Rendell added that Warren sent him a “wonderful” thank-you note. “And less than 12 months later, I’m an influence peddler and a fat cat,” he said dryly.

On Sunday evening, after speaking at a rally in Oklahoma City, Warren acknowledged that she used to have a big-donor program. “I’ve been to those fundraisers,” Warren said. “And I think we can do better.”

Her campaign tried to play down the high-dollar program from the Senate races, saying that only $6 million of the $26 million she raised for herself that cycle came from big- money events.

Her top strategist, Joe Rospars, said in September on the Campaign HQ podcast that skipping high-dollar fundraisers “gives you a different kind of diet of incoming to the campaign organization and the candidate. It can’t be good for a candidate to be spending a third, two-thirds of their time taking incoming from a donor class that is disproportionately old, white, rich and male.”

In Oklahoma City on Sunday, Warren said she made a decision to halt big-dollar fundraising when she decided to run for president. “When I first got into this presidential race, I said, ‘I’m not doing these closed-door meetings. I’m not doing special call time and special access to people with money,’ ” Warren told reporters in Oklahoma City on Sunday night. “I’m going to run a grass-roots campaign.”

But the decision wasn’t easy or straightforward.

As recently as three months before Warren announced her presidential campaign, she had sought to meet with donors in New York, said one prominent Wall Street donor who spoke on the condition of anonymity to describe private conversations.

“Right before she announced and everything, she came to New York and she wanted to meet with folks who had money,” to see whether those donors would contribute to her campaign, said the donor, who declined the meeting. During her Senate campaigns, “she’d come to New York, she’d raise money. Back then, she didn’t hate people [who are wealthy], she was just a liberal,” the donor added.

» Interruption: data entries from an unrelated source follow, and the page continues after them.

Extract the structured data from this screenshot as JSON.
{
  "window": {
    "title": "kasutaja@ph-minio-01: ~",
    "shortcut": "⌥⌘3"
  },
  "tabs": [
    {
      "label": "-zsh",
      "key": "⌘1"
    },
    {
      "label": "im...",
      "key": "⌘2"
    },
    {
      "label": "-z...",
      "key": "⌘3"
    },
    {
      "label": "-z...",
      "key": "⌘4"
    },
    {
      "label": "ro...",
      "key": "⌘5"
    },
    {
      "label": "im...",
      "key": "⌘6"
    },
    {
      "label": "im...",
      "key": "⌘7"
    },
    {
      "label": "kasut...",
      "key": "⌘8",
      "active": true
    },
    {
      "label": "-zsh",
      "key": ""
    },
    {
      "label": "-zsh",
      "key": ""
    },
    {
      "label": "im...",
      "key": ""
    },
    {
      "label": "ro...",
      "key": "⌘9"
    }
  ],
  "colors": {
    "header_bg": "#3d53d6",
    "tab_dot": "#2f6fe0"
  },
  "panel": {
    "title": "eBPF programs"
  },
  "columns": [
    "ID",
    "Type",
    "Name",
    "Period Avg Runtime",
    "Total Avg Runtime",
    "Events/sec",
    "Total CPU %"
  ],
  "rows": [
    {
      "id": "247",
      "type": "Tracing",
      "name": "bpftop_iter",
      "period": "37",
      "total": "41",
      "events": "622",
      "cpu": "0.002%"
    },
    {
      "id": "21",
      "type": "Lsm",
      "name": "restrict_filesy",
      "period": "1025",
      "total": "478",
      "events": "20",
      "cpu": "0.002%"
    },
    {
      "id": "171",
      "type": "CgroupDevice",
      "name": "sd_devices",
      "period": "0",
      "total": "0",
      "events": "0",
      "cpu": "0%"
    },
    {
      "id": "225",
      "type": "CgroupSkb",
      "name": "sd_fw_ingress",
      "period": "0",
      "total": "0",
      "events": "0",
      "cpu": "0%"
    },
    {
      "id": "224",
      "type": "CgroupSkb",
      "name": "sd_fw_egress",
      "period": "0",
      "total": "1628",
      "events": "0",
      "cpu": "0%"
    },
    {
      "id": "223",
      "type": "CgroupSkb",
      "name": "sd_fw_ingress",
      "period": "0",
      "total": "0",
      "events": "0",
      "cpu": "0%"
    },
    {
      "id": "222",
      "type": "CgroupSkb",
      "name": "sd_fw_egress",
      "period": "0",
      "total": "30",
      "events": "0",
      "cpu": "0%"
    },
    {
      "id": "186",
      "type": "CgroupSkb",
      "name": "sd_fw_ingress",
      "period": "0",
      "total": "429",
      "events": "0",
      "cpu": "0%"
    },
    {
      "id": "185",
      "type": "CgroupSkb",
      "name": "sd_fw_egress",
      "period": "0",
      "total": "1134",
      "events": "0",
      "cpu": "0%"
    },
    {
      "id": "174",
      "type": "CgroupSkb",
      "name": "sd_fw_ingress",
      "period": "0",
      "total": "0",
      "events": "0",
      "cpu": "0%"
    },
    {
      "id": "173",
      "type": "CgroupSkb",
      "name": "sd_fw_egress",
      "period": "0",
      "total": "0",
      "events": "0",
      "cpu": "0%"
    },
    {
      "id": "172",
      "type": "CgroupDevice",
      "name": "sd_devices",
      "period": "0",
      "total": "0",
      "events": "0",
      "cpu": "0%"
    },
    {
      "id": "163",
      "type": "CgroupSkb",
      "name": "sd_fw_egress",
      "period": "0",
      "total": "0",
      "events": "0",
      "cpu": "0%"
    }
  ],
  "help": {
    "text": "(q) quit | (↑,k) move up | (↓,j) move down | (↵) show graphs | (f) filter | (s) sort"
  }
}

A month before her initial New Year’s Eve presidential announcement, Warren met with one of Hillary Clinton’s former major supporters in her Cambridge house and asked whether he would support her and raise money for her presidential campaign.

“She wanted the folks that raised money for her Senate campaign and the kind of money we raised for Hillary and Obama to be part of her team,” said the donor, who spoke on the condition of anonymity to speak candidly about the conversation.

Warren’s team didn’t hire regional fundraising consultants as she prepared to run, which her campaign staff points to as evidence that they were long considering a grass-roots-only approach.

But Warren launched her race with her longtime fundraisers on the payroll — the pair, Michael Pratt and Colleen Coffey, both left the campaign shortly after Warren announced that she wouldn’t do a traditional big-dollar program in February.

Vestiges of a big-dollar program remain. Businessman Paul Egerman and another longtime fundraiser, Shanti Fry, serve as the campaign’s finance co-chairs.

The pair have been courting wealthy donors on Warren’s behalf, helping the campaign maintain ties to the big-donor world by asking them to donate individually, rather than organizing private events for them and Warren.

“Being asked by fundraising staff to contribute to a candidate who refuses to sell access is literally the opposite of being asked to contribute in order to get access,” Warren spokeswoman Kristen Orthman said, defending the practice.

But it works.

Steven Grossman, the former chairman of the Democratic National Committee and former Massachusetts state treasurer, said that his wife Barbara received a phone call from Fry asking for a donation to Warren’s campaign.

“I know you care deeply about her and believe deeply in her,” Fry said, according to Grossman.

His wife agreed, he said, and wrote a $2,800 check.